### What is required
Repeat the entries exactly, and do not carry the pictures over.

### Records supplied
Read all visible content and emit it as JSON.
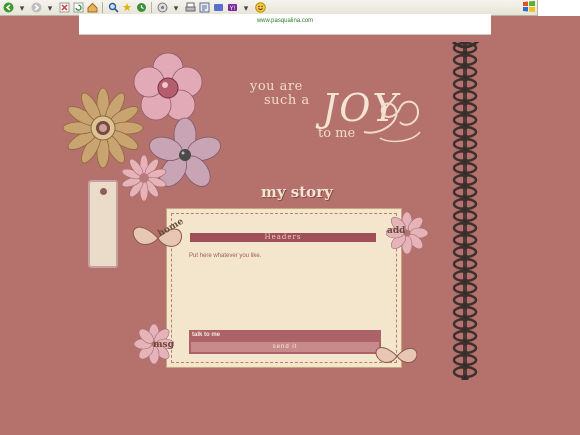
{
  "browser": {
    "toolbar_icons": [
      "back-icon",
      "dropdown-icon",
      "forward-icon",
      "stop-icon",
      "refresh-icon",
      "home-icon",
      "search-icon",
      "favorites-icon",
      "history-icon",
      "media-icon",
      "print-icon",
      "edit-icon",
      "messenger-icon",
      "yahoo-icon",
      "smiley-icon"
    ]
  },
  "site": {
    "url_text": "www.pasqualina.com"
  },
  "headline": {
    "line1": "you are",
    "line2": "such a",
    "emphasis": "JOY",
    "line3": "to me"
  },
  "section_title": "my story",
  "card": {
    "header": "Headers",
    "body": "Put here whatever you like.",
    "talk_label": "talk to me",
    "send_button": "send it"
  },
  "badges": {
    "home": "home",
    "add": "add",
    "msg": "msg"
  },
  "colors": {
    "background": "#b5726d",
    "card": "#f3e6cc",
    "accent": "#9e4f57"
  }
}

### Result for this exercise
Read all visible content and emit it as JSON.
{
  "browser": {
    "toolbar_icons": [
      "back-icon",
      "dropdown-icon",
      "forward-icon",
      "stop-icon",
      "refresh-icon",
      "home-icon",
      "search-icon",
      "favorites-icon",
      "history-icon",
      "media-icon",
      "print-icon",
      "edit-icon",
      "messenger-icon",
      "yahoo-icon",
      "smiley-icon"
    ]
  },
  "site": {
    "url_text": "www.pasqualina.com"
  },
  "headline": {
    "line1": "you are",
    "line2": "such a",
    "emphasis": "JOY",
    "line3": "to me"
  },
  "section_title": "my story",
  "card": {
    "header": "Headers",
    "body": "Put here whatever you like.",
    "talk_label": "talk to me",
    "send_button": "send it"
  },
  "badges": {
    "home": "home",
    "add": "add",
    "msg": "msg"
  },
  "colors": {
    "background": "#b5726d",
    "card": "#f3e6cc",
    "accent": "#9e4f57"
  }
}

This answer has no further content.